The final section of the paper chronicles the newspaper’s move from its storied 86-year home in the “Tower of Truth” to a more economical and smaller space. For many, this move seems to have been deeply symbolic, a last-straw giving up on the cherished history and traditions of the Inquirer. Steacy’s photographs capture the depressing and often ugly process of leaving, from desks being packed up and cubicles being broken down to cut wires, abandoned chairs, logo stripped walls, and trash covered floors. A full page color spread of the once noisy, bustling, place-where-it-all-happened newsroom reduced to a cavernous empty space, with stained ghosts of removed desks on the now dirty carpet, tells the whole painful story in one poignant image.
Part of what makes Deadline one of the best photobooks of the year is its spirit. In turns, it is thoughtful and insightful, sympathetic and supportive, melancholic and deeply personal, but in the end, it is a fighting book. It defiantly stands up and makes a case for the enduring value of newspapers, when the prevailing tide would expect a meeker response. While it offers no specific answers to the economic conundrum facing the industry, it offers us a penetrating window into the tangled problem and an emphatic shout of solidarity with those who continue to soldier on against increasingly unlikely odds. Interestingly enough, Deadline may end up being both a lasting memorial to a dying breed and an enthusiastic rallying cry for investing our emerging online alternatives with the best of the unswerving tenaciousness of the disappearing era. There was (and still is) greatness of deed and word taking place at The Philadelphia Inquirer and Steacy’s book tells that story in a way that should encourage us to rise up and ensure that we don’t lose track of that magic.

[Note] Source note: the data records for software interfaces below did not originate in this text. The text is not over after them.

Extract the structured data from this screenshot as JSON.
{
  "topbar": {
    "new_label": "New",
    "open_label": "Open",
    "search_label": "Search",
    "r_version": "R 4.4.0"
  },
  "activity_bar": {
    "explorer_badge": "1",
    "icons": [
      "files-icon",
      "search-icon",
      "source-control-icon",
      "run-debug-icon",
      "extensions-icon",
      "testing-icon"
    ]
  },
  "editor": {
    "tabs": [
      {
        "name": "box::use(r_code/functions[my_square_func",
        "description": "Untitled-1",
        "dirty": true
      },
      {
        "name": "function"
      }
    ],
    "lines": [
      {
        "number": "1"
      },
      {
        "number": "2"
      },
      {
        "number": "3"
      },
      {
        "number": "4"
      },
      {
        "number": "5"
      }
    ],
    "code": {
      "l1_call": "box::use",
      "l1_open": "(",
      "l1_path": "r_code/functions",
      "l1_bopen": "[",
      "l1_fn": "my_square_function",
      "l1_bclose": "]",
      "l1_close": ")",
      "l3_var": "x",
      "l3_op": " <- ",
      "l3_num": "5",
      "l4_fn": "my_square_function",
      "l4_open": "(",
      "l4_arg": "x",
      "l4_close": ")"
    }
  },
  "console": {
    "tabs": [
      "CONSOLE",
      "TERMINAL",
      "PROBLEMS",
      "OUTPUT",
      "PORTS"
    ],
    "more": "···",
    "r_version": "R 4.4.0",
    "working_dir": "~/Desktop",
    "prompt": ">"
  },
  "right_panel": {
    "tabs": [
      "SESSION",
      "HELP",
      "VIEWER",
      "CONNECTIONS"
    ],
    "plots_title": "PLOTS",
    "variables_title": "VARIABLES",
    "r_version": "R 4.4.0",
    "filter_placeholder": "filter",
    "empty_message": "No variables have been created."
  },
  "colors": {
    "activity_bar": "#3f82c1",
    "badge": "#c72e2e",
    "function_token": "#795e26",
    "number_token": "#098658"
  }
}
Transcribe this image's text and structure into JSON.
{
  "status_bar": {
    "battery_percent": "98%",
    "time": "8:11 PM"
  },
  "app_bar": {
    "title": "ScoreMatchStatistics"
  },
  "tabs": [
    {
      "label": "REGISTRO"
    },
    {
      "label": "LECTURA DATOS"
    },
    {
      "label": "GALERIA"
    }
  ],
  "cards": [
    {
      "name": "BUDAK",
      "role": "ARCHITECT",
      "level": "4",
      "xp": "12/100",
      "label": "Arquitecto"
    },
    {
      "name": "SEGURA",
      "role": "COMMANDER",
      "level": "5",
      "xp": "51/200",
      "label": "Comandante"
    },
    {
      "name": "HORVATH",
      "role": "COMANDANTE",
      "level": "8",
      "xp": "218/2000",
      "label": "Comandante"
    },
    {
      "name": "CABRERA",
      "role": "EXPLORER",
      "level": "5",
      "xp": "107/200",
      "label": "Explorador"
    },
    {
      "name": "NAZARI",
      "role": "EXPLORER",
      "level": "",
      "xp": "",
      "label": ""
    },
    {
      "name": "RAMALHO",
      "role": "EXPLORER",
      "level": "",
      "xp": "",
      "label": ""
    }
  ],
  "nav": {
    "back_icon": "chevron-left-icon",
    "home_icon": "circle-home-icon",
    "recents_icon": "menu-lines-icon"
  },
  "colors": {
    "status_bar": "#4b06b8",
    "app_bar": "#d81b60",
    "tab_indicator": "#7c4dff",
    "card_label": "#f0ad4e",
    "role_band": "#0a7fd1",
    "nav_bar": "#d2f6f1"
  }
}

Collector’s POV: Will Steacy is represented by Christophe Guye Gallery in Zurich (here). His work has little secondary market history, so gallery retail remains the best option for those collectors interested in following up.